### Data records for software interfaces
--
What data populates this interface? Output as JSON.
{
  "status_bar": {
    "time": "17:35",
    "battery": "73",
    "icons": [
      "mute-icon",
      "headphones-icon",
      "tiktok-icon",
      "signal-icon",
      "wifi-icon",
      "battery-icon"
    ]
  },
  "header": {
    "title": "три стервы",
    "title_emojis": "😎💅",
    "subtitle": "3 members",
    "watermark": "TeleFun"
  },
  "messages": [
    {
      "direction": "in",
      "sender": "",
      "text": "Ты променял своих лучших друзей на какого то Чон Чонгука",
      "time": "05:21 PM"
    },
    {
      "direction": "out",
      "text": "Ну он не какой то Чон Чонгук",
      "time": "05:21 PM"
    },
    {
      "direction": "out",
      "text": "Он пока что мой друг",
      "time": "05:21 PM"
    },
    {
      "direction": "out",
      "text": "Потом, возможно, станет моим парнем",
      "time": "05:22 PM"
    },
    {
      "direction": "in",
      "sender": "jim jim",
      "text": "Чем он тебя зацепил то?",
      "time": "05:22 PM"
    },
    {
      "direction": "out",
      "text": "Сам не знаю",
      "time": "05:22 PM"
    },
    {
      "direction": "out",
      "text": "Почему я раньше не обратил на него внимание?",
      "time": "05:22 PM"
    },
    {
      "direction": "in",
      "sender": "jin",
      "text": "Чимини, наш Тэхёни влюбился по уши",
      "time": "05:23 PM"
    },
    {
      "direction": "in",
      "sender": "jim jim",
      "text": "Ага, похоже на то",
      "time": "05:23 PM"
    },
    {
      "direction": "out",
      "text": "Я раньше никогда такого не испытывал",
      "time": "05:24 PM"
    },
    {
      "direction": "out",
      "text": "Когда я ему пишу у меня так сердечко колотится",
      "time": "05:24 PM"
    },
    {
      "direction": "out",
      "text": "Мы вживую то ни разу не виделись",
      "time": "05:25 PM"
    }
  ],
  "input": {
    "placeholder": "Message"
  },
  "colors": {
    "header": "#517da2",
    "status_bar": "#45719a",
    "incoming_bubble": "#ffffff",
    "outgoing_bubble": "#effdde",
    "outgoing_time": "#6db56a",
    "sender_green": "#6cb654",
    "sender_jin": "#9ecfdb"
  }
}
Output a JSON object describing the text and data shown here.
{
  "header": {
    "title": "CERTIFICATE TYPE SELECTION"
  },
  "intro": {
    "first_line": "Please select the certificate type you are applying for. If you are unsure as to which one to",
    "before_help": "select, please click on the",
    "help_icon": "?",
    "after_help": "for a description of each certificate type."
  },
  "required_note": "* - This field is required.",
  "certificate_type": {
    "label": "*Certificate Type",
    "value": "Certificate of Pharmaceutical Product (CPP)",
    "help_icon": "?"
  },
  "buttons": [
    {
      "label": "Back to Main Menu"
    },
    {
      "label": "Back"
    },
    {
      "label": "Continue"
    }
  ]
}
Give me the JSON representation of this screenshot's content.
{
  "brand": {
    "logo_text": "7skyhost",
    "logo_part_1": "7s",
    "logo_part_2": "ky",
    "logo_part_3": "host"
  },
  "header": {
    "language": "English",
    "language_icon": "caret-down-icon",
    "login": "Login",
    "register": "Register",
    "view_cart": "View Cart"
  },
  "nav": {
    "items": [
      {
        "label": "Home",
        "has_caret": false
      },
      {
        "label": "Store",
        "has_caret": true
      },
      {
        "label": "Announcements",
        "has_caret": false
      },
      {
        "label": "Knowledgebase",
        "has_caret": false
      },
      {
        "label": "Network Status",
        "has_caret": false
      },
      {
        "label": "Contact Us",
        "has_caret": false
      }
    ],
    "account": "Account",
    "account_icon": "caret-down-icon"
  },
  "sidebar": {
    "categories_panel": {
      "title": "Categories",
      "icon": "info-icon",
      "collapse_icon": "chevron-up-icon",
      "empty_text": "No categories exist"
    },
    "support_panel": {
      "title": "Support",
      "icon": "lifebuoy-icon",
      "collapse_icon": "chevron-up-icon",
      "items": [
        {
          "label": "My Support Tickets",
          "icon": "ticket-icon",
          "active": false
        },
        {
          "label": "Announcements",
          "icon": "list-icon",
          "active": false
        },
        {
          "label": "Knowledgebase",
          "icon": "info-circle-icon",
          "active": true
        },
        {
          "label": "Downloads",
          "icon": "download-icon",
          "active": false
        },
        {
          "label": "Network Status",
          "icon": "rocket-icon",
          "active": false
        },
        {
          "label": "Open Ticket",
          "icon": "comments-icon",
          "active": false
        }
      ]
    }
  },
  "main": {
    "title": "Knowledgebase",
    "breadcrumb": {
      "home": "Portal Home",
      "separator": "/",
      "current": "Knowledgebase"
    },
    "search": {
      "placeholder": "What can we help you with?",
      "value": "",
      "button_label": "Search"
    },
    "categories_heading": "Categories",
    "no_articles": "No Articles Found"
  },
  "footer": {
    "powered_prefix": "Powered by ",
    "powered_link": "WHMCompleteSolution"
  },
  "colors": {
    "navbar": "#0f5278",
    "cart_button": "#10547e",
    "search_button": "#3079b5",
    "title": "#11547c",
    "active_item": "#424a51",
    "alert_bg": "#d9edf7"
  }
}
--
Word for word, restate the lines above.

### TASK ANSWER
What data populates this interface? Output as JSON.
{
  "status_bar": {
    "time": "17:35",
    "battery": "73",
    "icons": [
      "mute-icon",
      "headphones-icon",
      "tiktok-icon",
      "signal-icon",
      "wifi-icon",
      "battery-icon"
    ]
  },
  "header": {
    "title": "три стервы",
    "title_emojis": "😎💅",
    "subtitle": "3 members",
    "watermark": "TeleFun"
  },
  "messages": [
    {
      "direction": "in",
      "sender": "",
      "text": "Ты променял своих лучших друзей на какого то Чон Чонгука",
      "time": "05:21 PM"
    },
    {
      "direction": "out",
      "text": "Ну он не какой то Чон Чонгук",
      "time": "05:21 PM"
    },
    {
      "direction": "out",
      "text": "Он пока что мой друг",
      "time": "05:21 PM"
    },
    {
      "direction": "out",
      "text": "Потом, возможно, станет моим парнем",
      "time": "05:22 PM"
    },
    {
      "direction": "in",
      "sender": "jim jim",
      "text": "Чем он тебя зацепил то?",
      "time": "05:22 PM"
    },
    {
      "direction": "out",
      "text": "Сам не знаю",
      "time": "05:22 PM"
    },
    {
      "direction": "out",
      "text": "Почему я раньше не обратил на него внимание?",
      "time": "05:22 PM"
    },
    {
      "direction": "in",
      "sender": "jin",
      "text": "Чимини, наш Тэхёни влюбился по уши",
      "time": "05:23 PM"
    },
    {
      "direction": "in",
      "sender": "jim jim",
      "text": "Ага, похоже на то",
      "time": "05:23 PM"
    },
    {
      "direction": "out",
      "text": "Я раньше никогда такого не испытывал",
      "time": "05:24 PM"
    },
    {
      "direction": "out",
      "text": "Когда я ему пишу у меня так сердечко колотится",
      "time": "05:24 PM"
    },
    {
      "direction": "out",
      "text": "Мы вживую то ни разу не виделись",
      "time": "05:25 PM"
    }
  ],
  "input": {
    "placeholder": "Message"
  },
  "colors": {
    "header": "#517da2",
    "status_bar": "#45719a",
    "incoming_bubble": "#ffffff",
    "outgoing_bubble": "#effdde",
    "outgoing_time": "#6db56a",
    "sender_green": "#6cb654",
    "sender_jin": "#9ecfdb"
  }
}
Output a JSON object describing the text and data shown here.
{
  "header": {
    "title": "CERTIFICATE TYPE SELECTION"
  },
  "intro": {
    "first_line": "Please select the certificate type you are applying for. If you are unsure as to which one to",
    "before_help": "select, please click on the",
    "help_icon": "?",
    "after_help": "for a description of each certificate type."
  },
  "required_note": "* - This field is required.",
  "certificate_type": {
    "label": "*Certificate Type",
    "value": "Certificate of Pharmaceutical Product (CPP)",
    "help_icon": "?"
  },
  "buttons": [
    {
      "label": "Back to Main Menu"
    },
    {
      "label": "Back"
    },
    {
      "label": "Continue"
    }
  ]
}
Give me the JSON representation of this screenshot's content.
{
  "brand": {
    "logo_text": "7skyhost",
    "logo_part_1": "7s",
    "logo_part_2": "ky",
    "logo_part_3": "host"
  },
  "header": {
    "language": "English",
    "language_icon": "caret-down-icon",
    "login": "Login",
    "register": "Register",
    "view_cart": "View Cart"
  },
  "nav": {
    "items": [
      {
        "label": "Home",
        "has_caret": false
      },
      {
        "label": "Store",
        "has_caret": true
      },
      {
        "label": "Announcements",
        "has_caret": false
      },
      {
        "label": "Knowledgebase",
        "has_caret": false
      },
      {
        "label": "Network Status",
        "has_caret": false
      },
      {
        "label": "Contact Us",
        "has_caret": false
      }
    ],
    "account": "Account",
    "account_icon": "caret-down-icon"
  },
  "sidebar": {
    "categories_panel": {
      "title": "Categories",
      "icon": "info-icon",
      "collapse_icon": "chevron-up-icon",
      "empty_text": "No categories exist"
    },
    "support_panel": {
      "title": "Support",
      "icon": "lifebuoy-icon",
      "collapse_icon": "chevron-up-icon",
      "items": [
        {
          "label": "My Support Tickets",
          "icon": "ticket-icon",
          "active": false
        },
        {
          "label": "Announcements",
          "icon": "list-icon",
          "active": false
        },
        {
          "label": "Knowledgebase",
          "icon": "info-circle-icon",
          "active": true
        },
        {
          "label": "Downloads",
          "icon": "download-icon",
          "active": false
        },
        {
          "label": "Network Status",
          "icon": "rocket-icon",
          "active": false
        },
        {
          "label": "Open Ticket",
          "icon": "comments-icon",
          "active": false
        }
      ]
    }
  },
  "main": {
    "title": "Knowledgebase",
    "breadcrumb": {
      "home": "Portal Home",
      "separator": "/",
      "current": "Knowledgebase"
    },
    "search": {
      "placeholder": "What can we help you with?",
      "value": "",
      "button_label": "Search"
    },
    "categories_heading": "Categories",
    "no_articles": "No Articles Found"
  },
  "footer": {
    "powered_prefix": "Powered by ",
    "powered_link": "WHMCompleteSolution"
  },
  "colors": {
    "navbar": "#0f5278",
    "cart_button": "#10547e",
    "search_button": "#3079b5",
    "title": "#11547c",
    "active_item": "#424a51",
    "alert_bg": "#d9edf7"
  }
}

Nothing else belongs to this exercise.